This past week, our affiliate at ESPN – The SweetSpot Network – posted a record number of articles pertaining to the Blue Jays (two). The first, by Rays blogger Tommy Rancel, discusses how the Jays will go as far as their rotation will take them. Because the offense is so good, the Jays will need to lean on an unproven starting staff and bullpen that has been a mess this season. The second, by the excellent Christina Kahrl, tackles (with some incredulity) how the Jays were able to make it to first place… in the first place. Like Rancel, Kahrl waxes about how the Blue Jays are an offensively-focused ballclub with a shaky pitching staff (the team is 21-22 when Mark Buehrle doesn’t start). Because of this vulnerability, John Gibbons is forced to be creative to address limitations and get the most of his team.

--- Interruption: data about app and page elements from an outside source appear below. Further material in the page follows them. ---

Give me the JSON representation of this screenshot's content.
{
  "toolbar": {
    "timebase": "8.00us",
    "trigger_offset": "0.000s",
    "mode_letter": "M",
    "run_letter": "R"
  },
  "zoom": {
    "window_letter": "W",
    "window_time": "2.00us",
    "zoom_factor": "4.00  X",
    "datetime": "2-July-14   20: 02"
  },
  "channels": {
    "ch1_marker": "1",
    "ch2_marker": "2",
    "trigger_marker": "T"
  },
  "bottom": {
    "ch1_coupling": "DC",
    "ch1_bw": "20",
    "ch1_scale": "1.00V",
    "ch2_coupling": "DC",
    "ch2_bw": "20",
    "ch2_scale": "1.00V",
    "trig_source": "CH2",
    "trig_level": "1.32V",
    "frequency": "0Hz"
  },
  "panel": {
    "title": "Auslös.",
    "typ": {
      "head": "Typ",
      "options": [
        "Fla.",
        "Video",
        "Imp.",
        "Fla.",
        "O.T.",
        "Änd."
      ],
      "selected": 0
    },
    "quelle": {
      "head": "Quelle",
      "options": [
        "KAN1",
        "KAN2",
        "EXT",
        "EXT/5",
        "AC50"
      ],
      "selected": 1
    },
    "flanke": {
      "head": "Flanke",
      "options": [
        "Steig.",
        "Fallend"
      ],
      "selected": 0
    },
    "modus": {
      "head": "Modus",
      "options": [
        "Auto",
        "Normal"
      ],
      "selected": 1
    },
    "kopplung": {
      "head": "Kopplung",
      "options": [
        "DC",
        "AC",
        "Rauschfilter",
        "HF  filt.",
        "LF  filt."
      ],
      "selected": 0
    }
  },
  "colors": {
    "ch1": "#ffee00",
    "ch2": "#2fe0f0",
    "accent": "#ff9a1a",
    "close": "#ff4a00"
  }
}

If you have been reading Mop-Up Duty this season, you know that the Blue Jays’ record should not come as a surprise. For the first time, the starting nine is healthy (more-or-less) and they are performing to their potential – both defensively and offensively. Gibbons creativity and resourcefulness? We addressed this when #firegibbons was trending on Twitter.
But it is interesting to note that the Jays are a .500 club when Mark Buehrle doesn’t toe the rubber. There’s nothing to suggest he wasn’t healthy last season; he pitched more than 200 innings. Yet he’s performing so much better in 2014 than he did in 2013. Rancel writes that Buehrle has been “using masterful command and throwing a cocktail of pitches like a true mixologist en route to the second-lowest ERA among AL starters (2.16).” Using FitzFX, here is pitch-type data on a random start for Buehrle in May:
Data courtesy of FitzFX
As you can see, Buehrle is still throwing that same cocktail of pitches like a true mixologist. The difference now? He’s throwing the pitches to Dioner Navarro instead of JP Arencibia. Mark Buerhle has a long-standing reputation for never shaking off his catcher’s calls. And this season Dioner Navarro has changed up the recipe of the Buehrle cocktail. According to Fangraphs, Navarro (and to an extent Thole and Kratz) has removed a substantial amount of the four-seam and cut fastball from the recipe. In their place, Navarro has added some spicy two-seamers and a generous helping of Buehrle curveballs. This shouldn’t come as a surprise – Buehrle’s straight, four-seam fastball tops out at 82-83mph (about the same as RA Dickey). But the frequency of Buehrle’s curveball use might. He’s throwing it 15% of the time, which is more than twice as often as all of last season and nearly 50% more than any other time in his career. While Buehrle’s best pitch is undoubtedly his changeup, it seems Navarro has uncovered a hidden gem to put in the back of hitters minds when they fall behind in the count. Whether Navarro or the increased curveball usage is the key to Buehrle’s success, the mix is certainly working.
Featured image credit: Kathy Willems/AP